In Ephesians, Paul used the phrase kathos kai six times. The basic meaning is one of pattern – “just as also”. Over the next few postings, I’ll share some of these great patterns God has left for us to follow. Here is a familiar one:
“You all are to be toward one another kind (loving, benevolent), good-hearted (compassionate), graciously forgiving one another, just as also God in Christ graciously forgave you.” Ephesians 4:32 (my trans.)
The pattern that God gave us was not just one of pardoning sin but rather a generous, gracious, unconditional forgiveness of those who have wronged us. It comes from a heart of benevolence and compassion for those around us – desiring their good ahead of ours. That is God’s attitude toward us, and we are commanded to make it our own toward others.
Quote of the Week
On this topic of unconditional forgiveness, John Ortberg writes,

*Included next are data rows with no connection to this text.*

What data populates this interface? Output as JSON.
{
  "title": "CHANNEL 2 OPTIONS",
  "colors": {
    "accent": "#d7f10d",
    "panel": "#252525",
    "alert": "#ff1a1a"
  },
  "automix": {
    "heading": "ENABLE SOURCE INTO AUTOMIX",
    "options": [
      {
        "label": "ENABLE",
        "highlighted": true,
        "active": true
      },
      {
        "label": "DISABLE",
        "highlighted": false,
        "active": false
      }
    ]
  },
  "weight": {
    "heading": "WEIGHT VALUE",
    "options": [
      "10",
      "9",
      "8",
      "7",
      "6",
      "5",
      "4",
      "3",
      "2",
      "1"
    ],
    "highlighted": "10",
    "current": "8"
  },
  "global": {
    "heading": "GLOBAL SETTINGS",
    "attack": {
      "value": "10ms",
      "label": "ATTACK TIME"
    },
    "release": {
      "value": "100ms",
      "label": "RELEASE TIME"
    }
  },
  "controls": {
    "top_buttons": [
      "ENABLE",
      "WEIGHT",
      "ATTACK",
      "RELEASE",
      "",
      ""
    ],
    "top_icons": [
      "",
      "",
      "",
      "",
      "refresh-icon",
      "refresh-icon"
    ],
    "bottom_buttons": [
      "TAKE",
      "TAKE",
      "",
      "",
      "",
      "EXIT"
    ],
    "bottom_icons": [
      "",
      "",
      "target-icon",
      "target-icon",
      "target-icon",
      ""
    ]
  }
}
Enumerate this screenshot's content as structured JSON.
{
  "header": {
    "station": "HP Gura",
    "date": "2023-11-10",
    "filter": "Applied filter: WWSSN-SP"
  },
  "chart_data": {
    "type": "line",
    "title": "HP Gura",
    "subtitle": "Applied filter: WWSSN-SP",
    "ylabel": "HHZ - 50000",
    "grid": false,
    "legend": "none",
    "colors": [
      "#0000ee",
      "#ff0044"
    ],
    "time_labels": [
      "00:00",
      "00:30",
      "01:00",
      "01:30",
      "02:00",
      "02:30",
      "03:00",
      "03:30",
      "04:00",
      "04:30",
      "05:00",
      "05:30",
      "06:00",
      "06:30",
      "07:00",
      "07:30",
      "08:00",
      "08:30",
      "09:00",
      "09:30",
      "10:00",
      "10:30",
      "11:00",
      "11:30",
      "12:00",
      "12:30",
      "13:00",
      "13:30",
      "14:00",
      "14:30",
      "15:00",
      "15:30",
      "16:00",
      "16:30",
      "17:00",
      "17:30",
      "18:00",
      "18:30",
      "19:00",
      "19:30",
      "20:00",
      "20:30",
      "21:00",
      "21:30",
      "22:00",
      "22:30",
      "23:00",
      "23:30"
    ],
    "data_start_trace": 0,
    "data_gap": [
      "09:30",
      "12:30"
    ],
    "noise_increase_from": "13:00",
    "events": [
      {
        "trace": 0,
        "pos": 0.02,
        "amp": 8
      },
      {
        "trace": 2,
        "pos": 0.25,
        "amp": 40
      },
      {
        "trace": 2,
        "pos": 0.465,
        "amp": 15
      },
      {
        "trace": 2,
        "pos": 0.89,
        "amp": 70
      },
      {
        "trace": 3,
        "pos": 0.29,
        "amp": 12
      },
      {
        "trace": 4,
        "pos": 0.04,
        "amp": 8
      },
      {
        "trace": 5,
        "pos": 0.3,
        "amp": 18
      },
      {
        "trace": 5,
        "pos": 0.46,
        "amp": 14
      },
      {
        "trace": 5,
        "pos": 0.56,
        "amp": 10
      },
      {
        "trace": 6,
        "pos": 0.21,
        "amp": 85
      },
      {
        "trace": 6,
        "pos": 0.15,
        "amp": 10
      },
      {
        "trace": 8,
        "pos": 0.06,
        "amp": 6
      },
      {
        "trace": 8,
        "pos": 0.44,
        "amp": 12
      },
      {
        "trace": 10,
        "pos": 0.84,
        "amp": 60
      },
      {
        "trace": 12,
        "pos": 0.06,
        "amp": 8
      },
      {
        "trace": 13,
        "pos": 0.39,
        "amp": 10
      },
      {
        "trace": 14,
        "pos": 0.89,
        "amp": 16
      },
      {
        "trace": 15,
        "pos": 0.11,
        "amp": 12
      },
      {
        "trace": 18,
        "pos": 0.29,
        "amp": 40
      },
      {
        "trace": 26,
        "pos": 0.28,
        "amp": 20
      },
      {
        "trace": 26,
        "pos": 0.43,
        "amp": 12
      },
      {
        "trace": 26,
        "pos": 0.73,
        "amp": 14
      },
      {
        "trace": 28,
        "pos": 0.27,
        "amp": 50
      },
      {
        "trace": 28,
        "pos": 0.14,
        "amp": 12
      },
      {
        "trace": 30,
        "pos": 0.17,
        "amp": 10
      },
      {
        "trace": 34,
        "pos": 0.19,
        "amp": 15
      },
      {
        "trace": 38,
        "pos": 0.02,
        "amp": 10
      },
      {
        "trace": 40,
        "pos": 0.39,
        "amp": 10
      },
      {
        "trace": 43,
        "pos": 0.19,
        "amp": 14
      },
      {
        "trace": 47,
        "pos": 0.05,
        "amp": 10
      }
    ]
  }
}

“We are always to pursue forgiving people who have hurt us, even when the offenders don’t ask or deserve it. God commands us to forgive because it is the best way to live. He commands us to forgive others because he has forgiven us; he is the Great Forgiver. He commands it because the only other way is to remain a prisoner of the hurt for as long as I live. God commands forgiving because to refuse to forgive means I allow the one who hurt me to keep me chained in a prison of bitterness and resentment year after year. No human beings are more miserable than the unforgiving.”
Quoted from: John Ortberg, Everybody’s Normal Till You Get to Know Them (Grand Rapids: Zondervan, 2003), p. 160. ISBN: 0310228646
Until next time,